-- Information --
────

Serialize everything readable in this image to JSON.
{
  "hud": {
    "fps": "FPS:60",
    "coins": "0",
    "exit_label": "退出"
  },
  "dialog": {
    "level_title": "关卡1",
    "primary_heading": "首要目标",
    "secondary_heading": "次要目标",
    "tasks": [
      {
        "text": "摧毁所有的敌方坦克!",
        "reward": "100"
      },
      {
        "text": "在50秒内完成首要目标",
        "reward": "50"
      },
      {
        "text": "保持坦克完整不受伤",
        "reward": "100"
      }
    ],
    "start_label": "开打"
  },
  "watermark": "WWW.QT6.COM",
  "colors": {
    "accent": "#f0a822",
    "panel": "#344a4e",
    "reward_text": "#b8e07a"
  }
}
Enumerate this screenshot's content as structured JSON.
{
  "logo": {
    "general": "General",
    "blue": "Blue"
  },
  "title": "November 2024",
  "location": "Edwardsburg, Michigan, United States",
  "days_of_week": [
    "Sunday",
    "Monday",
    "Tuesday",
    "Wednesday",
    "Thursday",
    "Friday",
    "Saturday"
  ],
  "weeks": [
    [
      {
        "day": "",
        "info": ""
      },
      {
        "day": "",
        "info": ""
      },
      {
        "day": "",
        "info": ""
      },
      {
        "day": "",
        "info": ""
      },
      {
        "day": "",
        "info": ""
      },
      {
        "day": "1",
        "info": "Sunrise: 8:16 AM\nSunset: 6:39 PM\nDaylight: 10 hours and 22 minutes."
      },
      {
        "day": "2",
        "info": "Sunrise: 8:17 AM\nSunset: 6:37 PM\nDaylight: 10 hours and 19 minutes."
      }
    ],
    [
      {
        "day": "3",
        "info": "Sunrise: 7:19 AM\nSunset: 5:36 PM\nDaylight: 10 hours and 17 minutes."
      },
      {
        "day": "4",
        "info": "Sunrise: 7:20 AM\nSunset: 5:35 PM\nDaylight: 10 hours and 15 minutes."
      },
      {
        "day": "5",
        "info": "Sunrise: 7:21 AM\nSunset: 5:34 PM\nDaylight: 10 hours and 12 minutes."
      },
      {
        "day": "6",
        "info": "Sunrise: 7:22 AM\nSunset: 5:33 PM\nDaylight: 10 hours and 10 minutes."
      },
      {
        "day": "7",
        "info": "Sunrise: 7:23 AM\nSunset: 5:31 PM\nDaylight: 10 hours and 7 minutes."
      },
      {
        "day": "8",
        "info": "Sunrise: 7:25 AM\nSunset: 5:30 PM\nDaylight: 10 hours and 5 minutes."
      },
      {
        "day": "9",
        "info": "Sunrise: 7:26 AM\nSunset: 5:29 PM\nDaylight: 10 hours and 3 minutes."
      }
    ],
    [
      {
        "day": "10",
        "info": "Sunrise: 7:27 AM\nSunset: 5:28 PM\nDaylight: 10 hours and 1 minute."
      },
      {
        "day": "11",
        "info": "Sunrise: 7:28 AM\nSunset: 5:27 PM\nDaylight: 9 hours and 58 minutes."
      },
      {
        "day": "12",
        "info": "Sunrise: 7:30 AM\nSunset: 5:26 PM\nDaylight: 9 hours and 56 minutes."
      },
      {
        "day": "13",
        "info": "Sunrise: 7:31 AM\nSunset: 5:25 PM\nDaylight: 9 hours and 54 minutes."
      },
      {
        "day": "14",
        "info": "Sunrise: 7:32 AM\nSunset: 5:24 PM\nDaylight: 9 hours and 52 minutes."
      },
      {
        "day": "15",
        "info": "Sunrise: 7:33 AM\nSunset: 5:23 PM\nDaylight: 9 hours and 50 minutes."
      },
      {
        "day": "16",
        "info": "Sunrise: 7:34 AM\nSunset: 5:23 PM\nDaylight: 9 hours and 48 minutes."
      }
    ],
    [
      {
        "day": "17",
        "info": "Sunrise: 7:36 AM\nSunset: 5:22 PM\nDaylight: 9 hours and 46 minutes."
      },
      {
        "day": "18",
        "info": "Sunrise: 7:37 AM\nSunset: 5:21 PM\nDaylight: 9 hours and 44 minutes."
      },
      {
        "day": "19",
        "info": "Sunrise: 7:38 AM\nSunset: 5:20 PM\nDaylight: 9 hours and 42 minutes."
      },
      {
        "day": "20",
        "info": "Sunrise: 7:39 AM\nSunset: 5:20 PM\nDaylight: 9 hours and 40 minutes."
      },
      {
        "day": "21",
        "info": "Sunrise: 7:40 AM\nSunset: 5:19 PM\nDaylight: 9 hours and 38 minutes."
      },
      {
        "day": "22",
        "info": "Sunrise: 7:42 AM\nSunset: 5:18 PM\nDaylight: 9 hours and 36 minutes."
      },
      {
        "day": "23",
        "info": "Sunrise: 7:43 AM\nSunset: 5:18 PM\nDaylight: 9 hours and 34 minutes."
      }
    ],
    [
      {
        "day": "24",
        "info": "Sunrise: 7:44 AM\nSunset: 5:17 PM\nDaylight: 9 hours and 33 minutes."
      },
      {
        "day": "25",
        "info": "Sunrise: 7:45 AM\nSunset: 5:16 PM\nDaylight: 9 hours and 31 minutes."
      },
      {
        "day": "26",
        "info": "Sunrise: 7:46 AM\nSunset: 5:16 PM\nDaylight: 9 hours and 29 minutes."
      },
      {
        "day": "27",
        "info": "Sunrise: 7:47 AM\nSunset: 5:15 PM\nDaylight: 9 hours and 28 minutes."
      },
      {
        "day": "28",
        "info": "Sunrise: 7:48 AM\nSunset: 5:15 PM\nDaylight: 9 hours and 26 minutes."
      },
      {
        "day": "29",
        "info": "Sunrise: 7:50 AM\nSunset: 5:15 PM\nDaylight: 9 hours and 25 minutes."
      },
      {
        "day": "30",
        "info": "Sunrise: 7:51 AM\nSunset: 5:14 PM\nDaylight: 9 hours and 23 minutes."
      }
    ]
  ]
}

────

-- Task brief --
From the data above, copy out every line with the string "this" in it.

-- Your solution --
Serialize everything readable in this image to JSON.
Enumerate this screenshot's content as structured JSON.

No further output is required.